## EXERCISE
Quote the records beneath, complete and exact. Leave out images.

## SUPPLIED DATA
***
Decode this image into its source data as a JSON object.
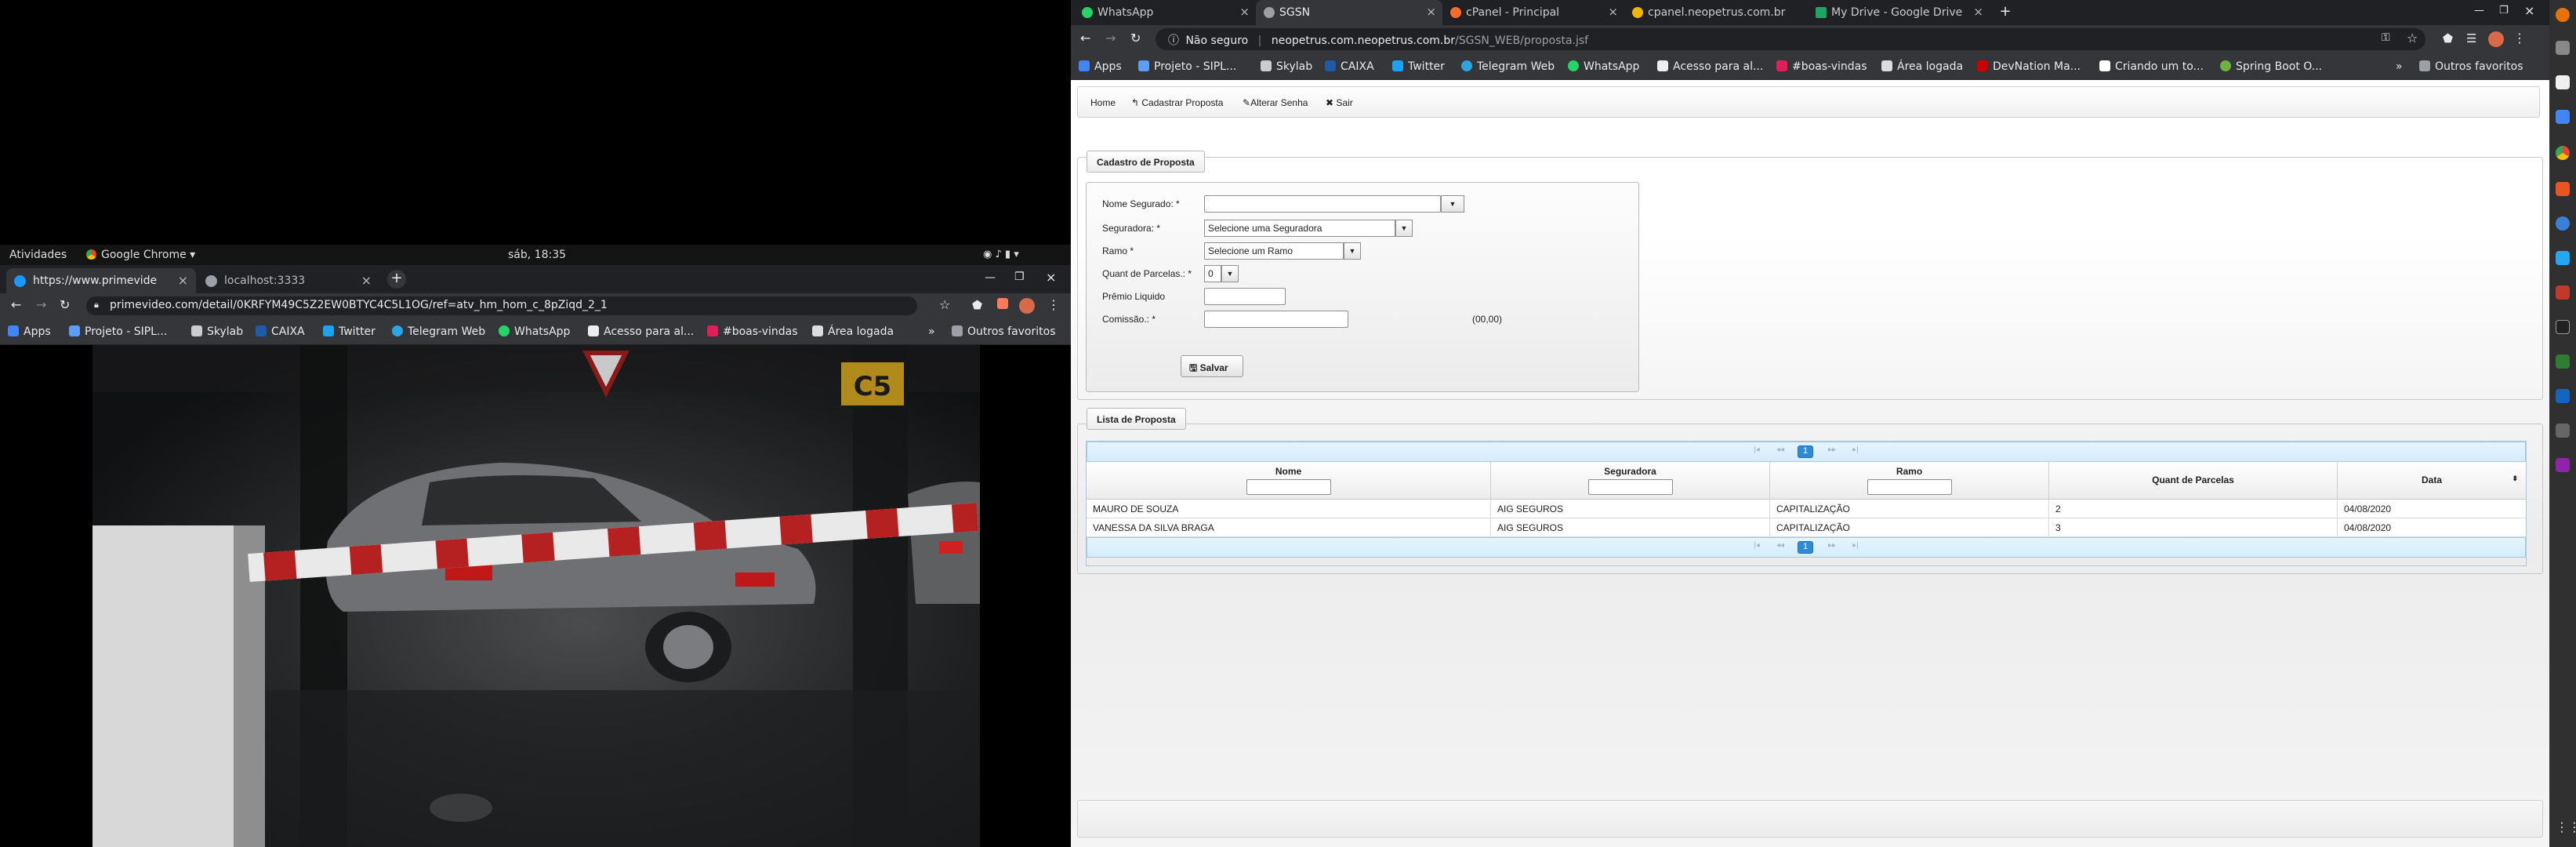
{
  "left_window": {
    "gnome": {
      "activities": "Atividades",
      "app": "Google Chrome",
      "clock": "sáb, 18:35"
    },
    "tabs": [
      {
        "label": "https://www.primevide",
        "active": true
      },
      {
        "label": "localhost:3333",
        "active": false
      }
    ],
    "url": "primevideo.com/detail/0KRFYM49C5Z2EW0BTYC4C5L1OG/ref=atv_hm_hom_c_8pZiqd_2_1",
    "bookmarks": [
      "Apps",
      "Projeto - SIPL...",
      "Skylab",
      "CAIXA",
      "Twitter",
      "Telegram Web",
      "WhatsApp",
      "Acesso para al...",
      "#boas-vindas",
      "Área logada"
    ],
    "other_bookmarks": "Outros favoritos",
    "video_sign": "C5"
  },
  "right_window": {
    "tabs": [
      {
        "label": "WhatsApp",
        "active": false,
        "color": "#25d366"
      },
      {
        "label": "SGSN",
        "active": true,
        "color": "#9aa0a6"
      },
      {
        "label": "cPanel - Principal",
        "active": false,
        "color": "#ff6c2c"
      },
      {
        "label": "cpanel.neopetrus.com.br",
        "active": false,
        "color": "#f4b400"
      },
      {
        "label": "My Drive - Google Drive",
        "active": false,
        "color": "#1fa463"
      }
    ],
    "security": "Não seguro",
    "url_domain": "neopetrus.com.neopetrus.com.br",
    "url_path": "/SGSN_WEB/proposta.jsf",
    "bookmarks": [
      "Apps",
      "Projeto - SIPL...",
      "Skylab",
      "CAIXA",
      "Twitter",
      "Telegram Web",
      "WhatsApp",
      "Acesso para al...",
      "#boas-vindas",
      "Área logada",
      "DevNation Ma...",
      "Criando um to...",
      "Spring Boot O..."
    ],
    "other_bookmarks": "Outros favoritos"
  },
  "page": {
    "menu": {
      "home": "Home",
      "cadastrar": "Cadastrar Proposta",
      "alterar": "Alterar Senha",
      "sair": "Sair"
    },
    "form": {
      "legend": "Cadastro de Proposta",
      "nome_label": "Nome Segurado: *",
      "seguradora_label": "Seguradora: *",
      "seguradora_value": "Selecione uma Seguradora",
      "ramo_label": "Ramo *",
      "ramo_value": "Selecione um Ramo",
      "parcelas_label": "Quant de Parcelas.: *",
      "parcelas_value": "0",
      "premio_label": "Prêmio Liquido",
      "comissao_label": "Comissão.: *",
      "comissao_hint": "(00,00)",
      "save_label": "Salvar"
    },
    "list": {
      "legend": "Lista de Proposta",
      "current_page": "1",
      "headers": [
        "Nome",
        "Seguradora",
        "Ramo",
        "Quant de Parcelas",
        "Data"
      ],
      "rows": [
        [
          "MAURO DE SOUZA",
          "AIG SEGUROS",
          "CAPITALIZAÇÃO",
          "2",
          "04/08/2020"
        ],
        [
          "VANESSA DA SILVA BRAGA",
          "AIG SEGUROS",
          "CAPITALIZAÇÃO",
          "3",
          "04/08/2020"
        ]
      ]
    }
  }
}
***
## RESULT
Decode this image into its source data as a JSON object.
{
  "left_window": {
    "gnome": {
      "activities": "Atividades",
      "app": "Google Chrome",
      "clock": "sáb, 18:35"
    },
    "tabs": [
      {
        "label": "https://www.primevide",
        "active": true
      },
      {
        "label": "localhost:3333",
        "active": false
      }
    ],
    "url": "primevideo.com/detail/0KRFYM49C5Z2EW0BTYC4C5L1OG/ref=atv_hm_hom_c_8pZiqd_2_1",
    "bookmarks": [
      "Apps",
      "Projeto - SIPL...",
      "Skylab",
      "CAIXA",
      "Twitter",
      "Telegram Web",
      "WhatsApp",
      "Acesso para al...",
      "#boas-vindas",
      "Área logada"
    ],
    "other_bookmarks": "Outros favoritos",
    "video_sign": "C5"
  },
  "right_window": {
    "tabs": [
      {
        "label": "WhatsApp",
        "active": false,
        "color": "#25d366"
      },
      {
        "label": "SGSN",
        "active": true,
        "color": "#9aa0a6"
      },
      {
        "label": "cPanel - Principal",
        "active": false,
        "color": "#ff6c2c"
      },
      {
        "label": "cpanel.neopetrus.com.br",
        "active": false,
        "color": "#f4b400"
      },
      {
        "label": "My Drive - Google Drive",
        "active": false,
        "color": "#1fa463"
      }
    ],
    "security": "Não seguro",
    "url_domain": "neopetrus.com.neopetrus.com.br",
    "url_path": "/SGSN_WEB/proposta.jsf",
    "bookmarks": [
      "Apps",
      "Projeto - SIPL...",
      "Skylab",
      "CAIXA",
      "Twitter",
      "Telegram Web",
      "WhatsApp",
      "Acesso para al...",
      "#boas-vindas",
      "Área logada",
      "DevNation Ma...",
      "Criando um to...",
      "Spring Boot O..."
    ],
    "other_bookmarks": "Outros favoritos"
  },
  "page": {
    "menu": {
      "home": "Home",
      "cadastrar": "Cadastrar Proposta",
      "alterar": "Alterar Senha",
      "sair": "Sair"
    },
    "form": {
      "legend": "Cadastro de Proposta",
      "nome_label": "Nome Segurado: *",
      "seguradora_label": "Seguradora: *",
      "seguradora_value": "Selecione uma Seguradora",
      "ramo_label": "Ramo *",
      "ramo_value": "Selecione um Ramo",
      "parcelas_label": "Quant de Parcelas.: *",
      "parcelas_value": "0",
      "premio_label": "Prêmio Liquido",
      "comissao_label": "Comissão.: *",
      "comissao_hint": "(00,00)",
      "save_label": "Salvar"
    },
    "list": {
      "legend": "Lista de Proposta",
      "current_page": "1",
      "headers": [
        "Nome",
        "Seguradora",
        "Ramo",
        "Quant de Parcelas",
        "Data"
      ],
      "rows": [
        [
          "MAURO DE SOUZA",
          "AIG SEGUROS",
          "CAPITALIZAÇÃO",
          "2",
          "04/08/2020"
        ],
        [
          "VANESSA DA SILVA BRAGA",
          "AIG SEGUROS",
          "CAPITALIZAÇÃO",
          "3",
          "04/08/2020"
        ]
      ]
    }
  }
}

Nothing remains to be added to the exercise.